Tony Fidel brought up a point that I think is often overlooked: how poorly our world has been designed. With a closer look, it's easy to realized how many things in our everyday lives were poorly designed or simply overlooked because someone thought it wouldn't be important. Fortunately, that's what gives designers jobs today. They have to fix many of the problems in design that were thought of when our societies were formed. I think one of the most common examples may be door handles; you never know whether to push or pull.
Many people can still overlook many of these flaws throughout their lives. Some are more indifferent and others just choose to ignore them. The interview humorously noted that Fidel solves problems for people that they didn't even know bothered them. The architect, Mark Kushner, was my favorite. Not only because his thoughts align with mine, but I enjoyed his blunt attitude. I remember from the interior design episode of Abstract, we spend around 82% of our lives indoors and therefore surrounded by architecture. Kushner similarly notes that we spend almost as much time around architecture as we do around people and thus architecture becomes extremely influential in our lives. The space we live in will always evoke an emotion within us. Rooms with more windows have more sunlight and will most likely provide more happiness than a room with four walls and no windows. Kushner also noted how he defines architecture as a hatred for certain aspects of physical design, his own being the exposed balcony outside his bedroom. In my own life, I love to observe the homes in every neighborhood I pass through and religiously Zillow wherever I go. I feel a similar hatred when I pass a faux Italian inspired home covered in orange stucco. I think they are an eyesore.
In general, I think anyone can look at many of these design problems and realized they are wrong.

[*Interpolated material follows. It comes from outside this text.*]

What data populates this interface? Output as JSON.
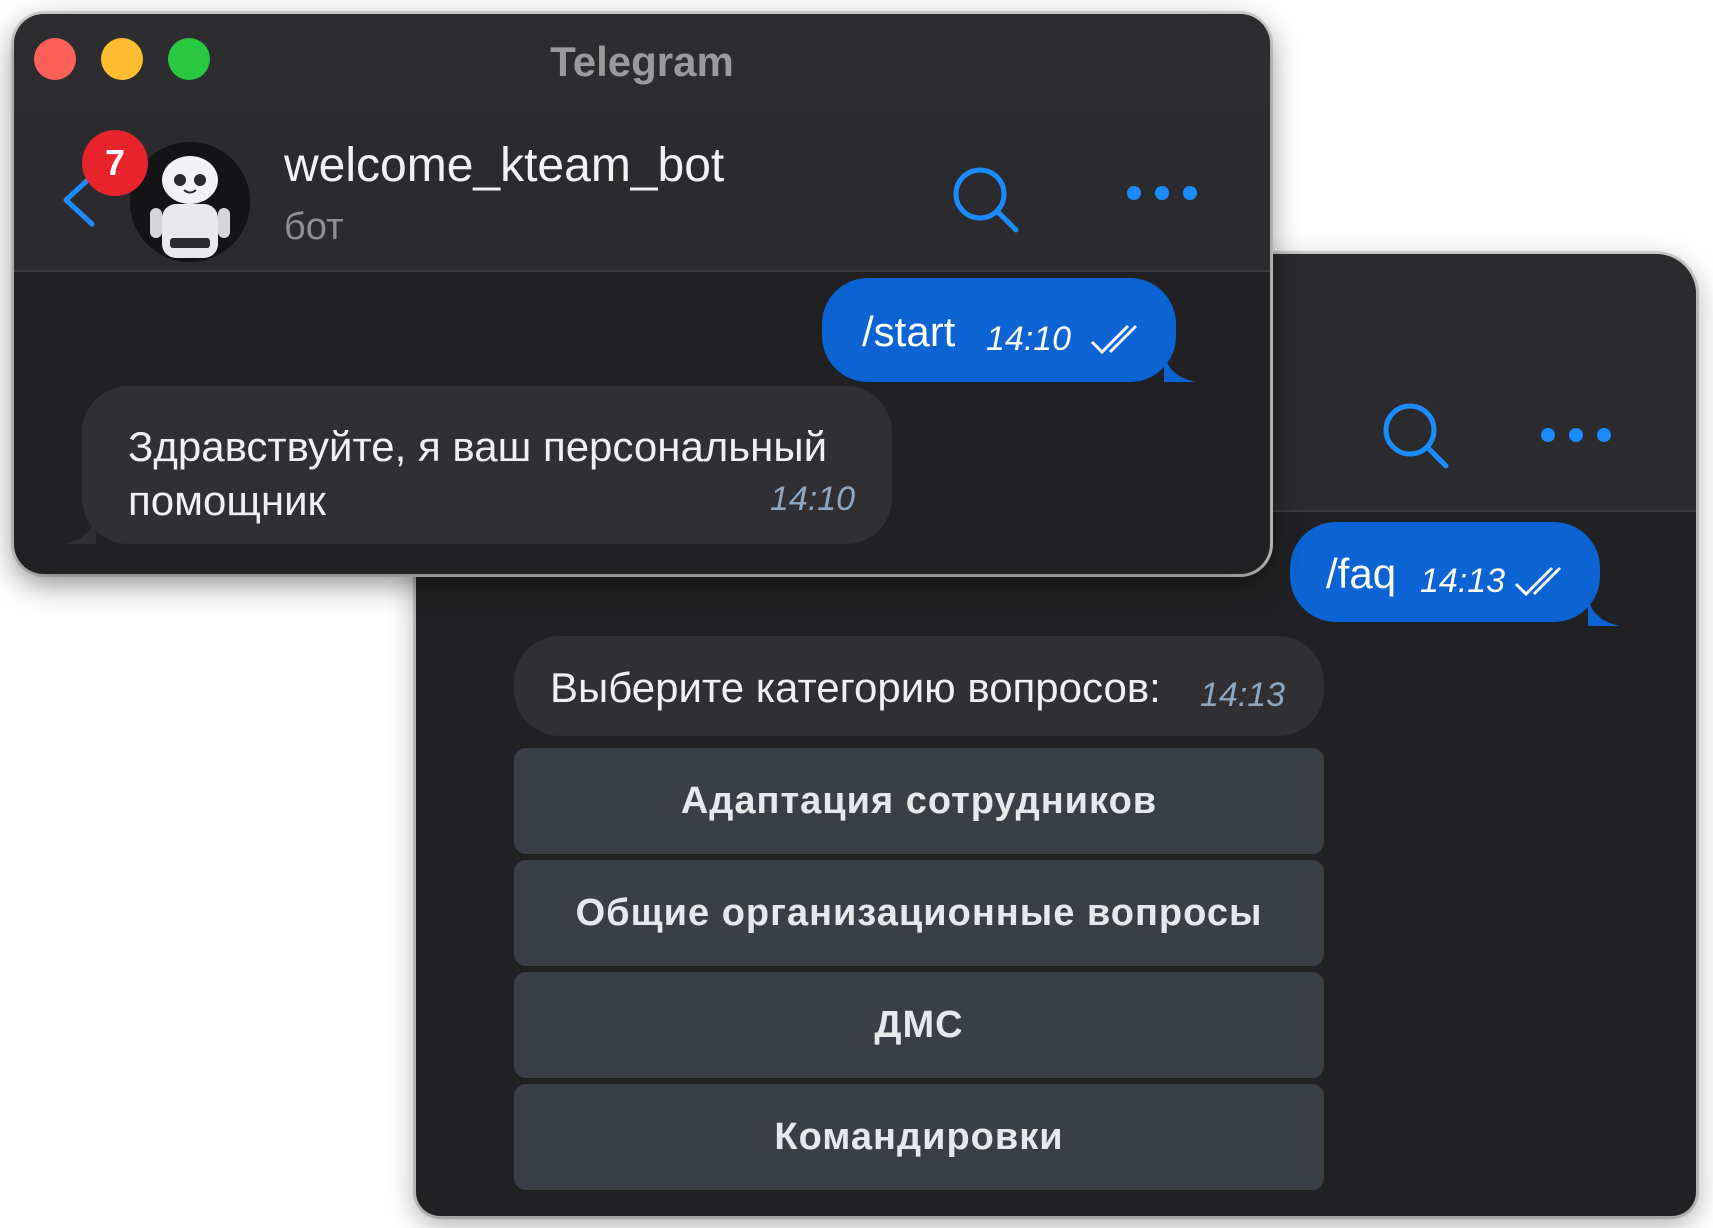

However, designers become the only ones that care enough to evoke real change. Otherwise these bothersome designs just become a nuisance that everyone grows numb toward.